The Foreign Secretary's bruised ego may end up destroying Theresa May. 

And to think that Theresa May scheduled her big speech for this Friday to make sure that Conservative party conference wouldn’t be dominated by the matter of Brexit. Now, thanks to Boris Johnson, it won’t just be her conference, but Labour’s, which is overshadowed by Brexit in general and Tory in-fighting in particular. (One imagines that the Labour leadership will find a way to cope somehow.)

May is paying the price for mismanaging Johnson during her period of political hegemony after she became leader. After he was betrayed by Michael Gove and lacking any particular faction in the parliamentary party, she brought him back from the brink of political death by making him Foreign Secretary, but also used her strength and his weakness to shrink his empire.

The Foreign Office had its responsibility for negotiating Brexit hived off to the newly-created Department for Exiting the European Union (Dexeu) and for navigating post-Brexit trade deals to the Department of International Trade.
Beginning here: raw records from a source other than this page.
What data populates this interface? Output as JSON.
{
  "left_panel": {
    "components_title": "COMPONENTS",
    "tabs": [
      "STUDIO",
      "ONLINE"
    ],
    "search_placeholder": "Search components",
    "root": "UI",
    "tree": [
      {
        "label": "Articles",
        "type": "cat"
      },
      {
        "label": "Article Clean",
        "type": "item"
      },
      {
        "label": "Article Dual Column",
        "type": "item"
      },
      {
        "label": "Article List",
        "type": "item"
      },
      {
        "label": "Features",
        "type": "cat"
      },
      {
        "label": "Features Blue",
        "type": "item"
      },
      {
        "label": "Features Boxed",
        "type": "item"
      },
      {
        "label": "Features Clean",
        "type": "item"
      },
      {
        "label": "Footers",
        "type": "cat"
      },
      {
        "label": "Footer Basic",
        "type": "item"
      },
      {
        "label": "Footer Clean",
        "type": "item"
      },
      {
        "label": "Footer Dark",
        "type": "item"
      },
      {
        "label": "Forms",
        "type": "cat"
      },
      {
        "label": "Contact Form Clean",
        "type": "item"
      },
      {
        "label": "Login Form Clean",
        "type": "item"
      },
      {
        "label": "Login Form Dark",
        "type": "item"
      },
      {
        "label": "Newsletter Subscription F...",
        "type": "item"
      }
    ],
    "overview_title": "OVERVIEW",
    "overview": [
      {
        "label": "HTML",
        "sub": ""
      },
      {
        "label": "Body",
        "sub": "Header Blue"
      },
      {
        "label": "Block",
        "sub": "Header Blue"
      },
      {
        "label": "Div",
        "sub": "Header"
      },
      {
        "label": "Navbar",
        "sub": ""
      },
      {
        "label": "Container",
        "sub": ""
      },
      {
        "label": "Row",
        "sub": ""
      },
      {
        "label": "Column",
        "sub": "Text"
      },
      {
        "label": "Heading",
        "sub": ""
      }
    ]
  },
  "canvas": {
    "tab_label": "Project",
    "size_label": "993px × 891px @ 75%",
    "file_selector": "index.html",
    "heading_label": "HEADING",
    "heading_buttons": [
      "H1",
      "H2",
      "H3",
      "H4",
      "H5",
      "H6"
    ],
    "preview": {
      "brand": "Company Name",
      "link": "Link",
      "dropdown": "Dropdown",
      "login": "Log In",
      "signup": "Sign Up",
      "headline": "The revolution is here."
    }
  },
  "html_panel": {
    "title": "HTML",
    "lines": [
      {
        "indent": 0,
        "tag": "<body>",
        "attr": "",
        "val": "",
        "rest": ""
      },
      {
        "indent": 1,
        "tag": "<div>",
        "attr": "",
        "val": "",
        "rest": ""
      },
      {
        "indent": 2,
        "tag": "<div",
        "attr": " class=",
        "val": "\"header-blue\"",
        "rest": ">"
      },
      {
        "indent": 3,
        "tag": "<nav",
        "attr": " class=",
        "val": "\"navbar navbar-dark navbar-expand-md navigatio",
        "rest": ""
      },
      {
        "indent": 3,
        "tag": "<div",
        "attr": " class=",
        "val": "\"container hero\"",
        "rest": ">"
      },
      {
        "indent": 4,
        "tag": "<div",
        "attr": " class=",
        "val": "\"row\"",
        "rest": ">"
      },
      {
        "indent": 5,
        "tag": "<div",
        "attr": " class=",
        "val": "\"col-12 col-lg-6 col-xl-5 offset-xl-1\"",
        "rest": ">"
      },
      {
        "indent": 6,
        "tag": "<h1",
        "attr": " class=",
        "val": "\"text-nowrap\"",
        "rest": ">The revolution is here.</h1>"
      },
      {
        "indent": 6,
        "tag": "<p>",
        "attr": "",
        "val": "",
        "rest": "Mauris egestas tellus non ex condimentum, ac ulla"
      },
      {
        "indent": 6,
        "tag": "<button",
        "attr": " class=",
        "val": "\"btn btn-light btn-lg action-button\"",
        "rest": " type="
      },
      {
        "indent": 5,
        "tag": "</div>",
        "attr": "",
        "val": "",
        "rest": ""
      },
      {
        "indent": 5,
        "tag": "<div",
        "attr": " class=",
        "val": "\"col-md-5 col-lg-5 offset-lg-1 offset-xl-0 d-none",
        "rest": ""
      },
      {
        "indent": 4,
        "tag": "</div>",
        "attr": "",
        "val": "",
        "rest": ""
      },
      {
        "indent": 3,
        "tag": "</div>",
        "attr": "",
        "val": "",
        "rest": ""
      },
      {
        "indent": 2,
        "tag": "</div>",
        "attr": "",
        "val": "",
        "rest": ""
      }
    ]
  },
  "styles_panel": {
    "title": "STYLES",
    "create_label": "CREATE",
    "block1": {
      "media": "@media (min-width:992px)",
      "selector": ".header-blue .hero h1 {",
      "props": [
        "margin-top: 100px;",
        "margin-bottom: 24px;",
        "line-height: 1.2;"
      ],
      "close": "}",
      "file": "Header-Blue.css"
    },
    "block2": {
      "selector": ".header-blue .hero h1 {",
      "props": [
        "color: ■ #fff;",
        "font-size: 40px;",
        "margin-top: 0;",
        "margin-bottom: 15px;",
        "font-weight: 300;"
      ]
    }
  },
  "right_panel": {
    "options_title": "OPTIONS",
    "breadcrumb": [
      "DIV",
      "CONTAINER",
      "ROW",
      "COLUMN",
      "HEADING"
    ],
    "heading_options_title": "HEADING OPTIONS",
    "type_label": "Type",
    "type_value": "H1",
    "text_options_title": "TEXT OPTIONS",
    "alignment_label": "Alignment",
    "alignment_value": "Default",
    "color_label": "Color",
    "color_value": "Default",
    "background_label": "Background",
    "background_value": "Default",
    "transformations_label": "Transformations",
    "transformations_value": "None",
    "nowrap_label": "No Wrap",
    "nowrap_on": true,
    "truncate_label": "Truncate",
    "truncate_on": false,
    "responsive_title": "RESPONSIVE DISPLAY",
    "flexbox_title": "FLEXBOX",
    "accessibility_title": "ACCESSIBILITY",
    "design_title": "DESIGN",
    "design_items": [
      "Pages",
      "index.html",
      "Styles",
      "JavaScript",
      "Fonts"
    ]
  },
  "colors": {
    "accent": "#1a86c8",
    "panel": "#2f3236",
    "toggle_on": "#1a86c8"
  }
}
Johnson was given control of one of the great offices of state, but with no responsibility at all for the greatest foreign policy challenge since the Second World War.

Adding to his discomfort, the new Foreign Secretary was regularly the subject of jokes from the Prime Minister and cabinet colleagues. May likened him to a dog that had to be put down. Philip Hammond quipped about him during his joke-fuelled 2017 Budget. All of which gave Johnson’s allies the impression that Johnson-hunting was a licensed sport as far as Downing Street was concerned. He was then shut out of the election campaign and has continued to be a marginalised figure even as the disappointing election result forced May to involve the wider cabinet in policymaking.

His sense of exclusion from the discussions around May’s Florence speech only added to his sense of isolation. May forgot that if you aren’t going to kill, don’t wound: now, thanks to her lost majority, she can’t afford to put any of the Brexiteers out in the cold, and Johnson is once again where he wants to be: centre-stage. 

Stephen Bush is special correspondent at the New Statesman. His daily briefing, Morning Call, provides a quick and essential guide to domestic and global politics.